The majority of our programs at AAI deal with teaching technical skills or going on bigger expeditions. But we also realize that not everyone out there is ready to attempt a bigger objective right away. You've got to learn to crawl before you walk, and in our case, learn to walk before you climb.
This is why we also offer a variety of introductory courses and backpacking trips through the North Cascades. While enjoying the beautiful scenery that the area has to offer, we also teach you the basics of how to properly pack your pack, how to determine a good campsite. tips on backcountry cooking, and more. We offer a variety of objectives and trip lengths. You can go to our North Cascades Backpacking page to see all the options available. And if you don't see something you like, we can come up with a customized trip for you.

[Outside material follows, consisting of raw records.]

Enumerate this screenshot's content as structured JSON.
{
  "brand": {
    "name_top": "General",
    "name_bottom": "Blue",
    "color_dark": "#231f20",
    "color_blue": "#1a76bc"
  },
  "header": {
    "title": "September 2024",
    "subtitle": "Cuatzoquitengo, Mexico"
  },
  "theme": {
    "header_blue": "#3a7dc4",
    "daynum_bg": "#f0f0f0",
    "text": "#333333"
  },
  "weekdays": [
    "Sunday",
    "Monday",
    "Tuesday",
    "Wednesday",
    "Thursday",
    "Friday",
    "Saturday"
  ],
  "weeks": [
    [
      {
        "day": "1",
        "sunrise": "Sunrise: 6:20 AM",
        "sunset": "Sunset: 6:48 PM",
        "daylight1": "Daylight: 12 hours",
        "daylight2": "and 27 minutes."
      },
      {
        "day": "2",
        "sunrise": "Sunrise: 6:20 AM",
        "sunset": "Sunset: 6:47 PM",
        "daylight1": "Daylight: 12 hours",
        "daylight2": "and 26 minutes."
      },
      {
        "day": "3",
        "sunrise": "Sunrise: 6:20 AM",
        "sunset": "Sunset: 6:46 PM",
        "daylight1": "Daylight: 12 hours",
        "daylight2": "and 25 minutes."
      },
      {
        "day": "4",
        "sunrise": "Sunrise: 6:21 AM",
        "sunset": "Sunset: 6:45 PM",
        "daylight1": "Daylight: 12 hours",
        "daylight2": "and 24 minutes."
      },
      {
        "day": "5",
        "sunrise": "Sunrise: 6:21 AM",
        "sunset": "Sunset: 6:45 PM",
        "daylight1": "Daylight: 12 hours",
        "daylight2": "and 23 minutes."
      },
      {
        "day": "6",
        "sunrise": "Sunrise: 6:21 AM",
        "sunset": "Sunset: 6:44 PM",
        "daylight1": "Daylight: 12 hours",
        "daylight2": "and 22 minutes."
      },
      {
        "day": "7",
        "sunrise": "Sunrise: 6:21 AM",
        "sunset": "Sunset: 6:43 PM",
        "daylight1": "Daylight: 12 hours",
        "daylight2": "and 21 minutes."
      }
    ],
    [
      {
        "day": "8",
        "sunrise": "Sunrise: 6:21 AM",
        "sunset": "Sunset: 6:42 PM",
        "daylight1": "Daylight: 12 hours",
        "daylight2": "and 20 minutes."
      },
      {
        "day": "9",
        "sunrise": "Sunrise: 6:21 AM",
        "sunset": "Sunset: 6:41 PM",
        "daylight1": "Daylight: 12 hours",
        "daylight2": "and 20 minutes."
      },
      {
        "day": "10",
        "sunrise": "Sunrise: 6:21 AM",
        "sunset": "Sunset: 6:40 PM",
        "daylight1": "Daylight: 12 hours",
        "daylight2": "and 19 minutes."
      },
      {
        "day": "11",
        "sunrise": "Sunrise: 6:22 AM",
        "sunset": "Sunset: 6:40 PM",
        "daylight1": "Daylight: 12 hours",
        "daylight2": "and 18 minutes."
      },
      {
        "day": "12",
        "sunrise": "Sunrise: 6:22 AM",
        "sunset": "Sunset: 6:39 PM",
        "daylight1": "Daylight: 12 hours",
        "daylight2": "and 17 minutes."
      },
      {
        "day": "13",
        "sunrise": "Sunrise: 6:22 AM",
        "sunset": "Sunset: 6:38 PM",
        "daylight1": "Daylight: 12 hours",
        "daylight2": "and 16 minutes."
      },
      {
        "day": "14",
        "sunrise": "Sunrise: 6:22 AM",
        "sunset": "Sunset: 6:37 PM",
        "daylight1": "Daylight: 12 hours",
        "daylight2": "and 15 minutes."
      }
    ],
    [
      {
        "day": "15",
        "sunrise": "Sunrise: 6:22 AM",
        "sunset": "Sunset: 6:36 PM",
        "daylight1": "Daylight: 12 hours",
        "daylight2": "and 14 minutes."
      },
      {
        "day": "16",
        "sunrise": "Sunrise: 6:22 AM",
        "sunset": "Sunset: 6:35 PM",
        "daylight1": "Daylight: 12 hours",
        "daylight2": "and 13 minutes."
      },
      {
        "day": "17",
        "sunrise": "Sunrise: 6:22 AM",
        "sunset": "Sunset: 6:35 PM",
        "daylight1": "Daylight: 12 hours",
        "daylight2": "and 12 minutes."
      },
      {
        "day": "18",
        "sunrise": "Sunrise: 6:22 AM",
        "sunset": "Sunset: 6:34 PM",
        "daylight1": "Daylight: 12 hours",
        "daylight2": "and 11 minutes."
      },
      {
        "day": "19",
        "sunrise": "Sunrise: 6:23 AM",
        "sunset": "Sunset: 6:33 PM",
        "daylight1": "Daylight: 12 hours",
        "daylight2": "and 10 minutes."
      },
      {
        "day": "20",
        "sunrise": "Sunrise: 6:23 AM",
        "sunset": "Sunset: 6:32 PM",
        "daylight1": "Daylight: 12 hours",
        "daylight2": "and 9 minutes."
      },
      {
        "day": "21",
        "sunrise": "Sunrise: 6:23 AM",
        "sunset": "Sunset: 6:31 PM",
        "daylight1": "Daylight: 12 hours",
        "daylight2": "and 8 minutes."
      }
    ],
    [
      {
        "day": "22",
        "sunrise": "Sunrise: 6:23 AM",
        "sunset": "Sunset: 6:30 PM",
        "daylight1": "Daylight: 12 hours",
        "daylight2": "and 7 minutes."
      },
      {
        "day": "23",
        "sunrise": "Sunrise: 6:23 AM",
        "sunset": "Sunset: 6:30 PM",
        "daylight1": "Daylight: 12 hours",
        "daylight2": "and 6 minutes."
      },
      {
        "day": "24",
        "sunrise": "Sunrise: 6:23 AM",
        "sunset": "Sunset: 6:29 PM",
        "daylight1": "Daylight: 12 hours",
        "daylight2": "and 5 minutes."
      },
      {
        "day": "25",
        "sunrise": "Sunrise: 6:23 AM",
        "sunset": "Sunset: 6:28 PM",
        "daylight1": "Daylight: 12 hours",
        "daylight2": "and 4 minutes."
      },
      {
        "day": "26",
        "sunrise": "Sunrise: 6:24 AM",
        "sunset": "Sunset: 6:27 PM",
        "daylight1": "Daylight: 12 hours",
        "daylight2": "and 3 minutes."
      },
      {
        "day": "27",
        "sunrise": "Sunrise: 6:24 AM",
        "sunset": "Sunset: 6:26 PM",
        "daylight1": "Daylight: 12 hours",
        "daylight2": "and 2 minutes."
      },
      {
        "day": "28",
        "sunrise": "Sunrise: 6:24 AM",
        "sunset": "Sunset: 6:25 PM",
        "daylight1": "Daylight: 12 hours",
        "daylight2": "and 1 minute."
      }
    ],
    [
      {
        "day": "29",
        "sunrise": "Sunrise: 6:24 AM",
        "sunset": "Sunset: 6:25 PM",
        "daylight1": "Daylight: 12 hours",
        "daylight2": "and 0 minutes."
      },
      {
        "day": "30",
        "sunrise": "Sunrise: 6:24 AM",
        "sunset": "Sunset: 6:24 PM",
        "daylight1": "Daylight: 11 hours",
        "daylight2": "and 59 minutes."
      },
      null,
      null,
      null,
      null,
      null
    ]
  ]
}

Below is just one of the options available. This this trip is 17-21 miles in length and is completed over 3 days. The route follows a high ridge with outstanding views of rugged, majestic peaks and snow covered glaciers.
Day 1: You met in Fairhaven for a gear check by your guide. You will have an opportunity to rent or buy any needed gear. Then we drive up into the mountains to a pair of high alpine lakes for an optional 4 mile hike to a retired fire lookout with a spectacular panorama of the surrounding Cascade Mountains, including Mt Baker, Mt Shuksan and the Border peaks along the US - Canada border. At our nearby trailhead, we climb 1.5 miles to a small pass at timberline. We traverse fields of anemone, aster, paintbrush and fireweed while enjoying glacier carved rock formations. Expect to cross small snowfields if the trip is before mid-August and be amazed at vibrant fall colors in September, when the blueberries are delicious. Gaining the ridge, we can check out the high point of the mountain or dip our feet in one of the many ponds.
|Backpacking trip clients enjoying sunshine and |
wildflowers on the North Cascades trip.
|Relaxing at day 2 campsite admiring Mt Shuksan.|
|Mt Baker impresses the high ridge hiker over fall colors.|
Photos courtesy of Jeff Reis.